African American Studies
Interviewee: Robert Peterson
Interviewer: Dr. Mark Naison, Kathleen Palmer
Date of Interview: August 5, 2009
Summarized by Michael Kavanagh
Born in Brooklyn, December 18th 1926, Peterson has lived in the Bronx most of his life. His Father’s parents were first generation European immigrants from Sweden and Norway, respectively. They both settled in Yonkers, NY, where they first met and later got married. In 1895, Peterson’s father was born in Yonkers, NY. At the beginning of World War I, his father joined the United States Navy as a ship navigator. When World War I ended, his father returned home and worked at the docks in Brooklyn, NY. Peterson’s mother, a first generation Irish immigrant, came to the United States at 26 years old. When his mother first arrived, she worked for a Jewish doctor on 70th Street and Broadway. His mother had a difficult time getting acclimated to life in New York. Peterson’s mother and father met in the 1920s, and despite their distinct European accents, they fell in love and got married.
His family’s first apartment was on Jackson Avenue and 163rd Street in the Bronx. They moved here in an effort to prevent his father from drink heavily on the docks after work. Efforts to curb his father’s habit failed and his family could not continue to afford the apartment. His family moved to 163rd and Tinton Avenue for a brief time, before moving again to a coldwater flat—an apartment with one coal stove and no hot water—on Elton Avenue. During the years of the Great Depression, his family was so poor that some of his younger siblings were cared for by an Aunt and he would stand in bread lines for day old bread. In order to keep warm, he and his siblings used to wear coats to bed and all sleep in the same bed.
During World War II, Peterson remembers seeing kids from his neighborhood slowly go off to war and never come home. To him, it had seemed as if the entire neighborhood went to war—the boys and even some of the women. If you had someone serving overseas, you had a little flags in the window with a little star on it for each member overseas. If one got killed, then it was a gold star. Two of his younger brothers fought overseas. The only time his mother was during the War. She worked from four o’clock until midnight cleaning offices in the Chrysler building, but never told her kids at the time. Peterson believes she did this in order to take her mind off her two sons fighting overseas. He remembers his mother receiving a telegram one day, which read, “John S. Peterson, wounded in action, letter to follow.” His mother paranoid, Peterson later found out his brother had been shot in the leg several times. It was for his injuries sustained in combat that his brother received two purple hearts.
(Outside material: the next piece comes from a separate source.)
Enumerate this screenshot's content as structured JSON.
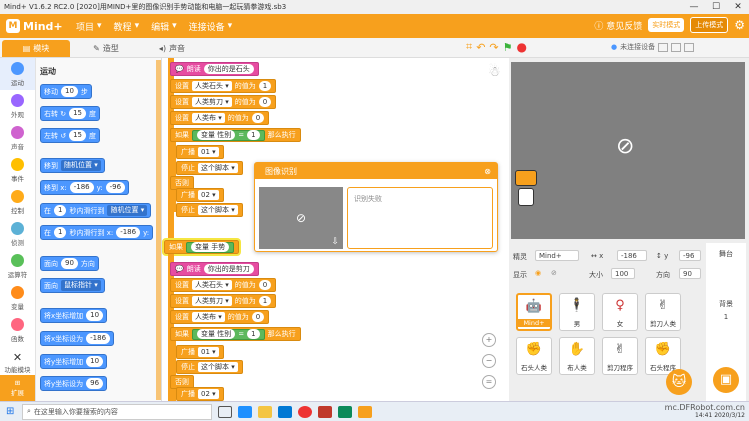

Peterson went to elementary school at Saint Peter and Paul (“SPP”) Catholic school on 159th Street and Brook Avenue. He does not remember having to pay tuition due to multiple fundraisers that were conducted by the Sisters of Charity throughout the year. In SPP, he was pushed in order to prepare for the New York State Reagents Exams in 8th grade. Throughout his time at Saint Peter and Paul, Peterson only remembers having one Black student in the entire school. In 1941, Peterson started at Morris High School, which was mostly Jewish with a small group of Black students. While in high school, Peterson never felt pushed to go to college and did not think the school properly informed students about financial aid opportunities available. Thus, once he graduated in 1945, he went to the employment office to look for work.
He trained to be an accountant out of high school but could not find any jobs at the time. Therefore, the unemployment office sent him to work in an Italian glass cutting factory on 30th Street instead. He worked in the factory for two and a half years before being laid off. Then, he heard about accounting positions at Republic Pictures. His neighbor had worked there for several years and told Peterson that she would be able to get him a job. Shortly after applying, he got a job in the accounting department at Republic Pictures. This launched his career.
Peterson personally never encountered tensions between Blacks, Whites or Latinos when living in the Bronx. When living on Elton Avenue, his parents left the door unlocked on most nights. Most people living on Elton Avenue at the time were of European immigrant families. He remembers Latino families began moving into the neighborhood in the early 1960s, but not Blacks. Once the Latinos moved in, Peterson remembers hearing loud music playing in the park across the street most days, sometimes until two and three in the morning. Even though the noise level was not a big source of tension, Peterson viewed it as a disturbance. It was this disturbance that caused many White families to move out of the neighborhood, including the Peterson family in 1965.
He regularly listened to the radio shows of Jack Penny and Bob Hope with his family growing up. His family did not have a television, and instead went to Sunday afternoon movies. His extended family would always gather on Sundays to enjoy a traditional Irish meal prepared by his mother. He was raised and still is a devote Catholic and has been a lector at Saint Peter and Paul’s Church for over forty years. He has witnessed the demographic changes along Elton Avenue reflected in SPP’s congregation today. He knows that Saint Peter and Paul’s Church now offers an African mass specifically for the large Liberian community living in the neighborhood. Peterson remains very involved in the New York Armory and the National Guard’s Old Guard of the City of New York.
Naison, Mark, "Peterson, Robert" (2009). Bronx African American History Project (BAAHP). 8.